Salamasina Taufua was basking in the sun yesterday and happily watching her three young children playing on the sand when a tsunami appeared suddenly and swept all three youngsters away.

Jesasa, 7, and his sisters Uena, 4, and E.J., 3, were dragged into the sea as they played at the family's Samoan beach resort, Taufua Beach Fales in Lalomanu, Aleipata.

The bodies of Jesasa and Uena were found yesterday afternoon. E.J. is presumed dead.

Mrs Taufua, who was also hit by the tsunami, was last night in a critical condition in the district hospital in Lalomanu.

Her father, Ale Vena Ale, said he was devastated and still coming to terms with the loss of his three grandchildren, as well as his eldest daughter's condition.

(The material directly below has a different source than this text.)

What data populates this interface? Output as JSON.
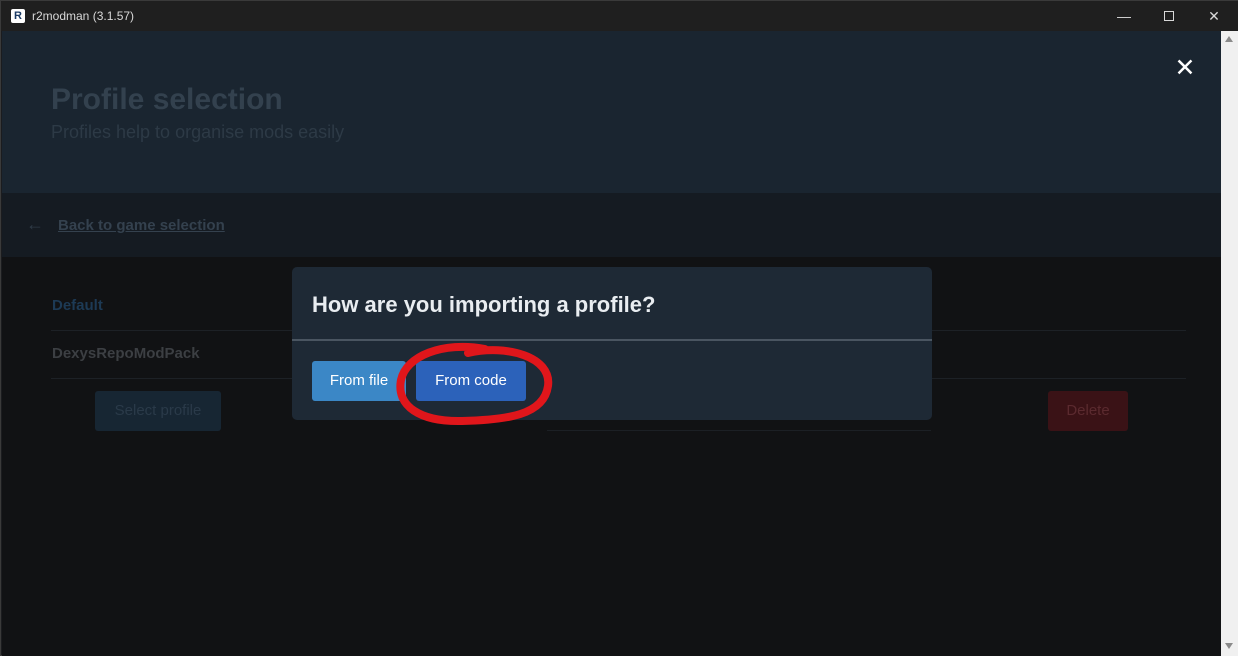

"All three of them - gone. Sina is in hospital and her children are dead.

"I just want to get to my daughter."

Mr Ale said his son-in-law had already left for work in the Samoan capital, Apia, when the earthquake struck just before 7am.

Turning back to go home, he arrived to find the resort destroyed, his three children gone and his wife barely alive.

"He's just lost," Mr Ale said.

"[He] called and said the two older kids' [bodies] have been found but they're still looking for the baby. It's tragic."

Lalomanu - located on the southern part of the island of Upolu - was one of the worst-hit villages when the tsunami surged through the island yesterday.

Whole villages were wiped out when the tsunami - triggered by an 8.3-magnitude earthquake - struck.

Other villages including Poutasi, Lefaga, Falealili and Saleapaga were reported to have suffered dozens of fatalities, and houses and crops destroyed.

Speaking to the Herald while driving to be at his daughter's bedside in Lalomanu, Mr Ale described the destruction he could see around him.

"The wave just came and destroyed everything - houses, cars, everything's down as far as you can see. It's like a carpet."

He said trucks carrying the bodies of the dead were filing past him, heading towards the morgue in Apia.

People were standing solemnly near the road, watching as the trucks went past, while others were picking through debris which hours earlier had been their homes.

"I've never seen anything like it," Mr Ale said. "You can see nothing but debris for about 300 yards.

"I'm just going past a church. It's just the outline of the building left."

Mr Ale, who lives in Toamua - on the western side of Upolu - said he and his family had just woken in the early hours of the morning when all of a sudden their house began to shake violently.

"We all ran outside of our house - the earthquake was so long, and everything shook. We were so scared - [we] thought the house would collapse."

Mr Ale said alarms rang loudly soon afterwards, warning people to get to higher ground because a tsunami was about to hit.